Here is the balloon which was called, if I remember rightly, Spirit of Africa. The first stage of inflation is done with a fan.
Once the fan has blown up the balloon enough to where the flames won’t burn it, the spurting fire thing is used.
I found the colors quite beautiful.
My fear of heights made takeoff a bit nerve-wracking. There was someone on board with a worse fear of heights than I have, though, and that helped calm me down.
Once I was over how high we were, I found the flight soothing and I enjoyed the patterns I began to see below. Balloon flight is very smooth.
This is some of the countryside relatively near where I live. There are some farms left, though not many, some large estates owned by people whose wealth is beyond my comprehension, some forest, and encroaching subdivisions.
On the whole, it is pretty, though it makes me a little sad to see how it is changing.
One of the real farms! Those red-ant things are cattle. We flew over horses and deer (who really did not like the roar of the balloon’s blowtorch thingy) and a blue heron in flight, but my shots of them did not come out well.
Looking up into the balloon!
And my best shot of that lovely flame. It is loud, and close, but really beautiful. I would not recommend a balloon flight in hot weather, though. It was cold when we flew, and that was the only reason I could bear the heat above me.
We had some beautiful clouds that day.
Every time we went over water, we saw the balloon’s reflection.
Even with the blur, I find this shot lovely.
Sycamores are as dramatic from above as below.
I think the trees below look almost like moss and lichen. Beautiful.
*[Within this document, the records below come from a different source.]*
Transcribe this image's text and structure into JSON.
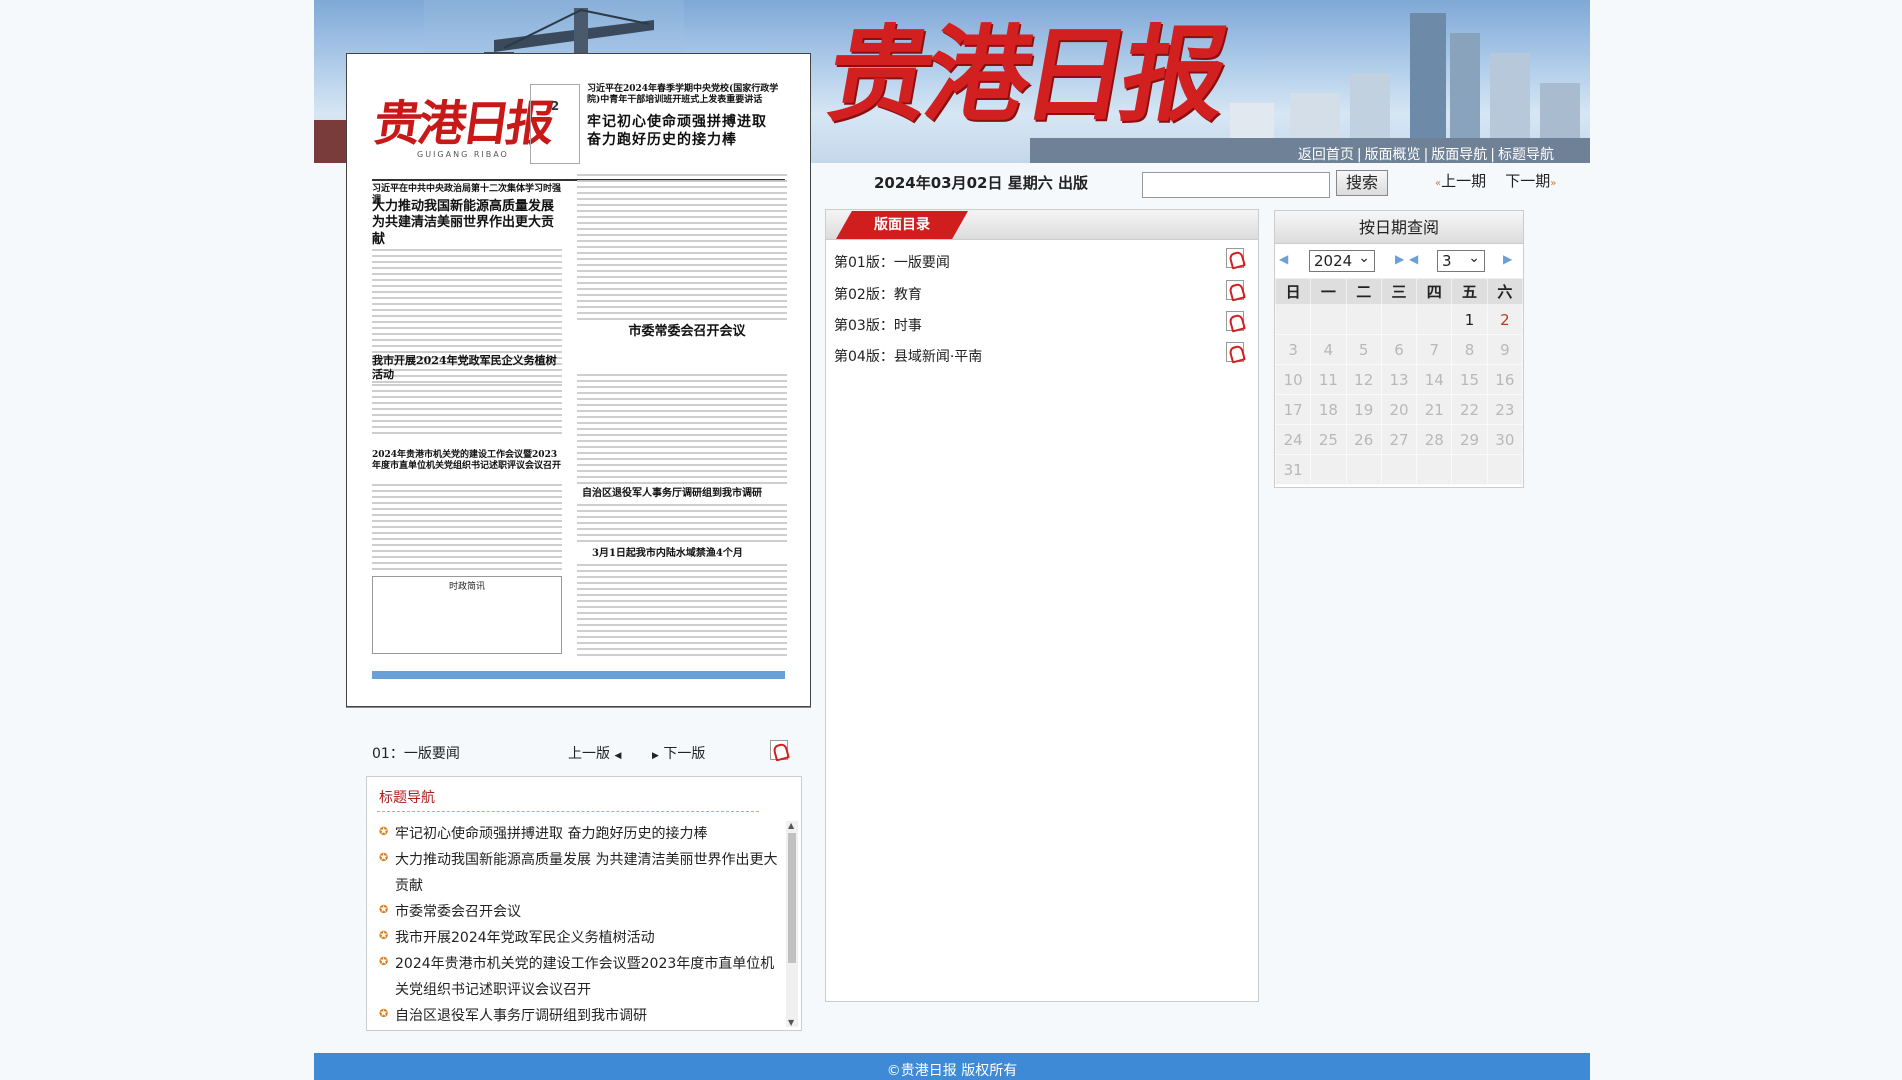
{
  "header": {
    "logo": "贵港日报",
    "nav": [
      "返回首页",
      "版面概览",
      "版面导航",
      "标题导航"
    ]
  },
  "paper_thumb": {
    "logo": "贵港日报",
    "logo_sub": "GUIGANG RIBAO",
    "issue_no": "2",
    "headlines": [
      "习近平在2024年春季学期中央党校(国家行政学院)中青年干部培训班开班式上发表重要讲话",
      "牢记初心使命顽强拼搏进取 奋力跑好历史的接力棒",
      "习近平在中共中央政治局第十二次集体学习时强调",
      "大力推动我国新能源高质量发展 为共建清洁美丽世界作出更大贡献",
      "市委常委会召开会议",
      "我市开展2024年党政军民企义务植树活动",
      "2024年贵港市机关党的建设工作会议暨2023年度市直单位机关党组织书记述职评议会议召开",
      "自治区退役军人事务厅调研组到我市调研",
      "3月1日起我市内陆水域禁渔4个月",
      "时政简讯"
    ]
  },
  "page_nav": {
    "current": "01：一版要闻",
    "prev": "上一版",
    "next": "下一版"
  },
  "title_nav": {
    "heading": "标题导航",
    "items": [
      "牢记初心使命顽强拼搏进取 奋力跑好历史的接力棒",
      "大力推动我国新能源高质量发展 为共建清洁美丽世界作出更大贡献",
      "市委常委会召开会议",
      "我市开展2024年党政军民企义务植树活动",
      "2024年贵港市机关党的建设工作会议暨2023年度市直单位机关党组织书记述职评议会议召开",
      "自治区退役军人事务厅调研组到我市调研"
    ]
  },
  "date_bar": {
    "date": "2024年03月02日 星期六 出版",
    "search_value": "",
    "search_button": "搜索",
    "prev_issue": "上一期",
    "next_issue": "下一期"
  },
  "directory": {
    "heading": "版面目录",
    "pages": [
      "第01版：一版要闻",
      "第02版：教育",
      "第03版：时事",
      "第04版：县域新闻·平南"
    ]
  },
  "calendar": {
    "heading": "按日期查阅",
    "year": "2024",
    "month": "3",
    "weekdays": [
      "日",
      "一",
      "二",
      "三",
      "四",
      "五",
      "六"
    ],
    "weeks": [
      [
        "",
        "",
        "",
        "",
        "",
        "1",
        "2"
      ],
      [
        "3",
        "4",
        "5",
        "6",
        "7",
        "8",
        "9"
      ],
      [
        "10",
        "11",
        "12",
        "13",
        "14",
        "15",
        "16"
      ],
      [
        "17",
        "18",
        "19",
        "20",
        "21",
        "22",
        "23"
      ],
      [
        "24",
        "25",
        "26",
        "27",
        "28",
        "29",
        "30"
      ],
      [
        "31",
        "",
        "",
        "",
        "",
        "",
        ""
      ]
    ],
    "available": [
      "1"
    ],
    "selected": "2"
  },
  "footer": {
    "copyright": "©贵港日报 版权所有"
  },
  "colors": {
    "brand_red": "#d21f1f",
    "footer_blue": "#3e8ad6",
    "accent_orange": "#e07b1a"
  }
}
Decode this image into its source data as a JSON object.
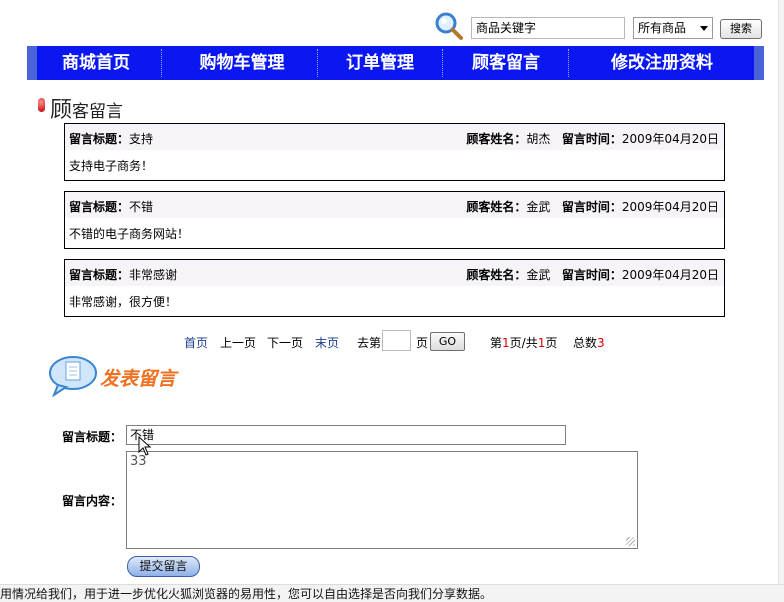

Even the horrible subdivisions with their monster houses and boring yards look nice from this height. Great patterns. Notice the interrupted sidewalk.
The skyline, of course, was gorgeous. All those tree-covered hills fading in the distance to meet the sky, and echoed from above by the clouds.
And so, in failing light, we landed. We landed in enemy territory (people who are hostile to balloons) out of necessity, but fortunately no one was home. The team and our pilot broke down the balloon quickly, and we called it a night.
I am very glad my friend gave me the opportunity to do this. I hope you enjoy the pictures!
Farewell for now. I’ll be back soon.
Be-kind-rewrite’s Inspiration Monday nudged my muse in a terribly melodramatic way. Apologies in advance for the levels of angst, but the prompt was “can’t stop crying” so it was bound to be either angsty or filled with onions.
In the Center is a thing that weeps. In the darkness surrounding her now, her feathers and her tears are light. Her children return when their fires burn out. It’s over their corpses she weeps, folding them beneath her wings like eggs.And there, against the mother flame, their life returns only for them to leave again; flying off into the void, bringing heat and light, but leaving her in the Center with her tears.We have light and life because she can’t stop crying. Yet I have to wonder if one day we will learn the meaning of life without pain.
“Say your prayers in a garden early, ignoring steadfastly the dew, the birds and the flowers, and you will come away overwhelmed by its freshness and joy; go there in order to be overwhelmed and, after a certain age, nine times out of ten nothing will happen to you.”
– The Four Loves by C. S. Lewis
I’ve been busy, and I will probably be taking an internet hiatus soon. I recently finished The Four Loves, by C. S. Lewis. As always, when I read him, I was overwhelmed by his ability to express himself. Over all, I found the book fascinating and enlightening. I also wish I could get in touch with the man and debate some things with him, but ah well.
The above quote is something that struck me, when I read it, for I’ve had just the experience he is talking about. My relationship with God effects every single aspect of my life, even the ones that, on the surface, would seem to have nothing at all to do with spirituality, religion or faith. Prayer effects the taste of an apple and the sound of my cats’ asking for breakfast.
There’s another quote I will share, soon, but I figured I would go ahead and post this one.